Other sources have also not found consistent evidence to recommend minerals and dietary supplements for the primary prevention of cardiovascular disease and cancer. An article titled “Nutrient supplements and cardiovascular disease” discussed associations between carotenoids, folic acid, and vitamin E with CVD risk.5 As the article illustrated, previous researchers thought that vitamin E, due to its antioxidant effect, may reduce CVD. However, the article also noted more recent randomized placebo-controlled interventional trials do not support the original assumption regarding vitamin E.5 The article also pointed out that “With few exceptions, a large series of primary and secondary prevention trials have reported no significant benefit of moderate-to high-dose vitamin E supplementation of cardiovascular outcomes”.5
In addition, the use of dietary supplement folate and its association with cardiovascular health benefit was discussed in another review article by Ulrich and Potter et al. This article also is consistent with the previous reviews and studies mentioned above. “The prevention of cardiovascular disease was assumed to be another health benefit of increased folate intake; unfortunately, the results from randomized controlled trials with actual disease outcomes provide no evidence for such an effect.”6 Therefore, there is currently a lack of evidence to suggest that folate prevents cardiovascular disease or cancer.
In conclusion, after reading these reviews and studies, I agree with Mr. Todd Neale, that there is no clear answer for the following question: Is there clear evidence to recommend minerals and dietary supplements for the primary prevention of cardiovascular disease? I would like to get your professional opinion on this matter. Please participate if you have found studies that do have a better explanation as to whether to recommend or to not recommend dietary supplements for the primary prevention of cardiovascular disease or cancer.
- Harvey R, Ferrier D. Lippincott’s illustrated Reviews. 6th ed. Wolters Kluwer Health, Philadelphia, PA/Lipincott Williams & Wilkins; 2011.
- Neale T. USPSTF: Evidence for Supplement Use Lacking. Medpage Today. Published: Nov 11, 2013 Retrieved from http://www.medpagetoday.com/Cardiology/Prevention/42842?xid=nl_mpt_DHE_2013firstname.lastname@example.org&mu_id=5381424
- Fortmann S, Burda B, Senger C, Lin J, Whitlock E. Vitamin and Mineral Supplements in the Primary Prevention of Cardiovascular Disease and Cancer: An Updated Systematic Evidence Review for the U.S. Preventive Services Task Force. Annals of Internal Medicine. 2013; published on-line doi:10.7326/0003-4819-159-12-201312170-00729.
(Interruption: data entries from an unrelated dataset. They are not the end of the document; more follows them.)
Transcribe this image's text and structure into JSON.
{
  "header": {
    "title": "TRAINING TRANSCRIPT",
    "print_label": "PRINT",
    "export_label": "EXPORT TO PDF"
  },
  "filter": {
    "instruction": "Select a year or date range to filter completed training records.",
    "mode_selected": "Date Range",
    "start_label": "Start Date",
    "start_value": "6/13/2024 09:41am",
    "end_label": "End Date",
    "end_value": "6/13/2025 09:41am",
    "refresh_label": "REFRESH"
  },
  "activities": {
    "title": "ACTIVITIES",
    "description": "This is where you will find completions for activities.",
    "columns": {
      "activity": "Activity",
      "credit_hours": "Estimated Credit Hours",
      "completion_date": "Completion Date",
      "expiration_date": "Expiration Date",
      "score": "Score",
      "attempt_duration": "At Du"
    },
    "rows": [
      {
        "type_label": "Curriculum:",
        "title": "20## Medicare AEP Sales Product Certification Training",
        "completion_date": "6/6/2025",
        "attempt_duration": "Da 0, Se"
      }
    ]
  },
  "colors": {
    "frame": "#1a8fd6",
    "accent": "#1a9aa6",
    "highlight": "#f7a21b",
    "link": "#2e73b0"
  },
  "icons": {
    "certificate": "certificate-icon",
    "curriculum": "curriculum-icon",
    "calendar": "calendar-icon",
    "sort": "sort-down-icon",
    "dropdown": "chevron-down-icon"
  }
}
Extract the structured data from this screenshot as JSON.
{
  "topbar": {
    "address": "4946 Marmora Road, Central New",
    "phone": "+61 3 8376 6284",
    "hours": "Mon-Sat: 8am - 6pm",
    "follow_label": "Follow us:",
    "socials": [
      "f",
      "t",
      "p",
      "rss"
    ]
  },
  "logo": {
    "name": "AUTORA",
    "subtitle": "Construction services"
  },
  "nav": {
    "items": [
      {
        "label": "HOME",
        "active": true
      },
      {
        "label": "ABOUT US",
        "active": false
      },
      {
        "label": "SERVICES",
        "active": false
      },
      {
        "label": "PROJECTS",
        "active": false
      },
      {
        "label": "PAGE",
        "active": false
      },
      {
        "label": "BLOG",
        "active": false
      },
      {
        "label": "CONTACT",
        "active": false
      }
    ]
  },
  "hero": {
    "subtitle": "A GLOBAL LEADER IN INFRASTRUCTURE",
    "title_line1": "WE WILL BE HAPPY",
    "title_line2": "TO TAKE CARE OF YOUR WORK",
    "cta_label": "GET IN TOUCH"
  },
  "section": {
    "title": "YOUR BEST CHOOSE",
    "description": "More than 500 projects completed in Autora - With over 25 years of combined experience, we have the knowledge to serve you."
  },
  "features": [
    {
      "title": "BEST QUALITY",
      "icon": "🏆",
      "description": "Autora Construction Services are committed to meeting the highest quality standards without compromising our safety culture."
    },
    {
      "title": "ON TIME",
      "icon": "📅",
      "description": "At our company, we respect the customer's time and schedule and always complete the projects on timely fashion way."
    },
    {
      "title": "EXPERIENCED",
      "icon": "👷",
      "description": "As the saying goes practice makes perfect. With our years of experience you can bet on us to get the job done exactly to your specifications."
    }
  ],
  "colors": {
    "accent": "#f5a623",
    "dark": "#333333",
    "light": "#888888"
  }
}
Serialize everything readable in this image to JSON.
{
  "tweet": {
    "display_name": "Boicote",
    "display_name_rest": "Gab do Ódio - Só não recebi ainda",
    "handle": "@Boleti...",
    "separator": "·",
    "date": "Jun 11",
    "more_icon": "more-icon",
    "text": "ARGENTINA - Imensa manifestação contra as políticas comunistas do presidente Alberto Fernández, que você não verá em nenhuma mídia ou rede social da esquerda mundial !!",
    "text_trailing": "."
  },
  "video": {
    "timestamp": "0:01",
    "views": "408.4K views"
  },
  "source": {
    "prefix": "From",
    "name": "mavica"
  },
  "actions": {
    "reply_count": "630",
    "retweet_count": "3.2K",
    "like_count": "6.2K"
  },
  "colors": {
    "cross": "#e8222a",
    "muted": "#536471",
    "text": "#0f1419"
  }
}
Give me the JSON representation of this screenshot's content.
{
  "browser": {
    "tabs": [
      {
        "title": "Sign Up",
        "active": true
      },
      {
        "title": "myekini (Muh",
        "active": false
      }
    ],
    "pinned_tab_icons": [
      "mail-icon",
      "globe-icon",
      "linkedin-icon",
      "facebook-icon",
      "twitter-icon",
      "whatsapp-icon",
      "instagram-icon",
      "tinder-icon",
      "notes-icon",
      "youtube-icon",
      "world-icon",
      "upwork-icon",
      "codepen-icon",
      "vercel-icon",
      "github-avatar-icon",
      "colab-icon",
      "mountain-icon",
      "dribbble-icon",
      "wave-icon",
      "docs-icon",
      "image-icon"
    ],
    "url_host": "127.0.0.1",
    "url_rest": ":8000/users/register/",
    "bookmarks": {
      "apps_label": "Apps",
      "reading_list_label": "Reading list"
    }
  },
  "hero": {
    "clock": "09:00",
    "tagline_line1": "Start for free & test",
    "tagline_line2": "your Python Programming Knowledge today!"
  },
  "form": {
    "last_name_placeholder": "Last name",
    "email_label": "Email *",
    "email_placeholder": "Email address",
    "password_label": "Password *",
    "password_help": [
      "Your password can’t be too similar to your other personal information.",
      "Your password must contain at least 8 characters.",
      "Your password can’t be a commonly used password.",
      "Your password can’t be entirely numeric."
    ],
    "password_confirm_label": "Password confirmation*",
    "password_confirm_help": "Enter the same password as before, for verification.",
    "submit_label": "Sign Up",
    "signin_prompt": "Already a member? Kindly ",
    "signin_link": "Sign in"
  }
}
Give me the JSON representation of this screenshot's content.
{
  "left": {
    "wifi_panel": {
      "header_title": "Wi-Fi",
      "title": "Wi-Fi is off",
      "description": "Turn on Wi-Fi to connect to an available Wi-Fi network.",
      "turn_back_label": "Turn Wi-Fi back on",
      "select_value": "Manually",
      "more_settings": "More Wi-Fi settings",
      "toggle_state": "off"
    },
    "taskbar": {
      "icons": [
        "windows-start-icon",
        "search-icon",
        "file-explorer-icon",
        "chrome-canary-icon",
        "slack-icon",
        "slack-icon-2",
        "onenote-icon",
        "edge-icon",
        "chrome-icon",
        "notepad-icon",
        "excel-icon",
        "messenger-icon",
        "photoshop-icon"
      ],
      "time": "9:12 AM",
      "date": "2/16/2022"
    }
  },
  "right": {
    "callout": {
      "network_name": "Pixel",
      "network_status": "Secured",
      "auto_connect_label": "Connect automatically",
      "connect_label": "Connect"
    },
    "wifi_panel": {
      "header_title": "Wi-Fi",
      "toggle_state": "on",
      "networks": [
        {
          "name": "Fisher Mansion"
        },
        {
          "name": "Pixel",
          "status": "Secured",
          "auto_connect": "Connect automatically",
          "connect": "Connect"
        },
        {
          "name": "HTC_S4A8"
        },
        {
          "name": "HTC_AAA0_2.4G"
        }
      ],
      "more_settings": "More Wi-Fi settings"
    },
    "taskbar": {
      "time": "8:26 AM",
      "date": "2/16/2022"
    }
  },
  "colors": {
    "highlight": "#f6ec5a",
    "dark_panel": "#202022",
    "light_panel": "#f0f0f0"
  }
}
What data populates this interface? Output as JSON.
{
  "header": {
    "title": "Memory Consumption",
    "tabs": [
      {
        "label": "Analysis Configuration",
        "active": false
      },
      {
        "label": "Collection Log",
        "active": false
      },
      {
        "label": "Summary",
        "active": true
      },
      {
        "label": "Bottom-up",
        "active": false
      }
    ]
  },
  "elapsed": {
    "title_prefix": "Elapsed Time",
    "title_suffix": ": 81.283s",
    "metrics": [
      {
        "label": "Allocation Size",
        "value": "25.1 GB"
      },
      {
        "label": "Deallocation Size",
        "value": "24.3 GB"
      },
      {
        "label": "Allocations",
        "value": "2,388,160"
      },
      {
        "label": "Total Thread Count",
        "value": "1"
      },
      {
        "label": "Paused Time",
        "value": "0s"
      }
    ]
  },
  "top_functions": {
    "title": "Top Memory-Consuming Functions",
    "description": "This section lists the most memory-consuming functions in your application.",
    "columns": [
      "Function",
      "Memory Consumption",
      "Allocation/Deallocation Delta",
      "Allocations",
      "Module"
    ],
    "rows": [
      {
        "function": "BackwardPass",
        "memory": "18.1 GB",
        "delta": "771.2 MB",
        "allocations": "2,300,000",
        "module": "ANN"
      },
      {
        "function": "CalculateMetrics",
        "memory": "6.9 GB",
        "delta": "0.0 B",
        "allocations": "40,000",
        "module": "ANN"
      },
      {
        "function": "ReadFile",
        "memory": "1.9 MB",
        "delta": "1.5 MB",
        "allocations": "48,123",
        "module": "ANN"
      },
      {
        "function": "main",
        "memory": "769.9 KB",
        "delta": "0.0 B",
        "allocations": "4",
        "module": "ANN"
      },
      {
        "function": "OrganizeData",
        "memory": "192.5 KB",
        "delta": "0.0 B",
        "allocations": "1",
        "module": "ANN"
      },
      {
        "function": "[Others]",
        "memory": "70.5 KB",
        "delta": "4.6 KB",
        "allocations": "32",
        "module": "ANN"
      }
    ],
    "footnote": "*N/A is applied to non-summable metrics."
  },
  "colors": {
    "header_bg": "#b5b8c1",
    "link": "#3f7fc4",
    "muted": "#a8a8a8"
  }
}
- Hercberg S, Galan P, Preziosi P, Bertrais S, Mennen L, Malvy D, et al. The SU.VI.MAX Study: a randomized, placebo-controlled trial of the health effects of antioxidant vitamins and minerals. Arch Intern Med. 2004;164(21):2335-42. [PMID: 15557412]
- Lichtenstein A. Nutrient supplements and cardiovascular disease: a heartbreaking story. J. Lipid Res. 200; 50:(S429-S433).Available from: http://www.jlr.org/content/50/Supplement/S429.full
- Ulrich M, Potter J. Folate Supplementation: Too Much of a Good Thing? Cancer Epidemiology Biomakers & Prevention Feb 2006;15:189. Retrieved from http://cebp.aacrjournals.org/content/15/2/189.full